  3. Maloney EM, Biggar RJ, Neel JV, et al. Endemic human T cell lymphotropic virus type II infection among isolated Brazilian Amerindians. J Infect Dis. 1992;166:100-107.
  4. Vitek CR, Gracia FI, Giusti R, et al. Evidence for sexual and mother-to-child transmission of human T lymphotropic virus type II among Guaymi Indians, Panama. J Infect Dis. Apr 1995;171(4):1022-1026.
  5. Feigal E, Murphy E, Vranizan K, et al. Human T cell lymphotropic virus type I and II in intravenous drug users in San Francisco: Risk factors associated with seropositivity. J Infect Dis. 1991;164:36-42.
  6. Khabbaz RF, Onorato IM, Cannon RO, et al. Seroprevalence of HTLV-1 and HTLV-2 among intravenous drug users and persons in clinics for sexually transmitted diseases. N Engl J Med 1992;326(6):375-380.
  7. Roucoux DF, Wang B, Smith D, et al. A prospective study of sexual transmission of human T lymphotropic virus (HTLV)-I and HTLV-II. J Infect Dis. 2005;191(9):1490-1497. Link to
  8. Araujo A, Hall WW. Human T-lymphotropic virus type II and neurological disease.
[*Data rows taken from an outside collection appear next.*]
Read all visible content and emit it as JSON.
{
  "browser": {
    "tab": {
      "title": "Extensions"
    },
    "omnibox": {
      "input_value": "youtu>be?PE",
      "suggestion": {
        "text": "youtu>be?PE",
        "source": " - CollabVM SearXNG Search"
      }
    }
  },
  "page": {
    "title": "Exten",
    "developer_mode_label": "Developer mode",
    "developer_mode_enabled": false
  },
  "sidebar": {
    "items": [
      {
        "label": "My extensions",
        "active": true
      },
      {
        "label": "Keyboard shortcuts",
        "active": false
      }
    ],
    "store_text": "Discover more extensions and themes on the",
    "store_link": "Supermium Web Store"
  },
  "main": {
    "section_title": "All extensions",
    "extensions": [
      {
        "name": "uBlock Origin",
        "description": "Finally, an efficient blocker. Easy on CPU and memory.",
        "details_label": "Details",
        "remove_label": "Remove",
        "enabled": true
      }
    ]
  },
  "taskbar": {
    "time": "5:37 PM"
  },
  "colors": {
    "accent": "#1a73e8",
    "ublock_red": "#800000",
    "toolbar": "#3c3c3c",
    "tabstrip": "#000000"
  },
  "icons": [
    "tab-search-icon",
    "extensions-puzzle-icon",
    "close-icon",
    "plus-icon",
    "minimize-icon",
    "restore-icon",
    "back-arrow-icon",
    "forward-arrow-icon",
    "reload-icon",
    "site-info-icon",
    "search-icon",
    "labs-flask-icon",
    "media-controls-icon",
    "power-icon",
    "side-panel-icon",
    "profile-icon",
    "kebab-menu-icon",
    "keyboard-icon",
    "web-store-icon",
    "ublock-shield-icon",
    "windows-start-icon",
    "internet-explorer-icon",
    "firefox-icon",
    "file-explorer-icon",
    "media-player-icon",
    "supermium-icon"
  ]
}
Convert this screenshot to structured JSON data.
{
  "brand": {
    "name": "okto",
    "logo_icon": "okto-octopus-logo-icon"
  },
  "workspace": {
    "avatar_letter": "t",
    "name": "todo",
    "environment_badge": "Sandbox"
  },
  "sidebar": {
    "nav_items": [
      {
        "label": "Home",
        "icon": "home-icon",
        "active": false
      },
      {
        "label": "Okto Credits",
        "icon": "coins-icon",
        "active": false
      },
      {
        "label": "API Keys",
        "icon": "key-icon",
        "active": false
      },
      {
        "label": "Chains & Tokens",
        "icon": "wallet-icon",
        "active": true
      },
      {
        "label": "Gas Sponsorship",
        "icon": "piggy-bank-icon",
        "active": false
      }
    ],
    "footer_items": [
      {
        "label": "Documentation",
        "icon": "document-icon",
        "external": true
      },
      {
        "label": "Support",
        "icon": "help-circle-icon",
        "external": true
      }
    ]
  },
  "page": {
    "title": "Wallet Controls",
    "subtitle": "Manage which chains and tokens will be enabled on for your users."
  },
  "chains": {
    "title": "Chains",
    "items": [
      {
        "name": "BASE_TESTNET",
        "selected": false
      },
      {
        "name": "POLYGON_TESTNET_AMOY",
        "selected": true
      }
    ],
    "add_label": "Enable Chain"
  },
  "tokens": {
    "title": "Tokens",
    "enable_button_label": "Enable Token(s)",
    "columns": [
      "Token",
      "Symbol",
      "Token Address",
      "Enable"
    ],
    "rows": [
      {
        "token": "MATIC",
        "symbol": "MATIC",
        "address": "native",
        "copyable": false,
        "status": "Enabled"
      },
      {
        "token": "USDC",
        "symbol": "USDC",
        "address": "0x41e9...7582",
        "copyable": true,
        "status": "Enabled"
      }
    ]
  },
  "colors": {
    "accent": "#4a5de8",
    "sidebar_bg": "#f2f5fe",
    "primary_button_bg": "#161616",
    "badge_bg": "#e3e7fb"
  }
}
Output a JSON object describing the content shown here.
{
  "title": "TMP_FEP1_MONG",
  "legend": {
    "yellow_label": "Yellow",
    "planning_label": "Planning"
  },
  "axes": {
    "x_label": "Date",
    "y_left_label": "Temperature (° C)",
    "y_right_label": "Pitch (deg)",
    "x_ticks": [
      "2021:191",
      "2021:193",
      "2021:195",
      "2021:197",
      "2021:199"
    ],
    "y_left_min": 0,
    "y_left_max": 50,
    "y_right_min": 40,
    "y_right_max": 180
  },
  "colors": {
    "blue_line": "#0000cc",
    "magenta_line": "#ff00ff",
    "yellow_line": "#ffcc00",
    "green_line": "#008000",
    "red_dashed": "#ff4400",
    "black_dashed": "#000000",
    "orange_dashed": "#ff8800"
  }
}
Ann Neurol. 2004;56(1):10-19.

Author Disclosures

Dr. Murphy has received research support from a National Heart, Lung, and Blood Institute grant.

Ms. Biswas has nothing to disclose.

Dr. Merino performed a one time consultation with staff from Bell, Falla and Associates.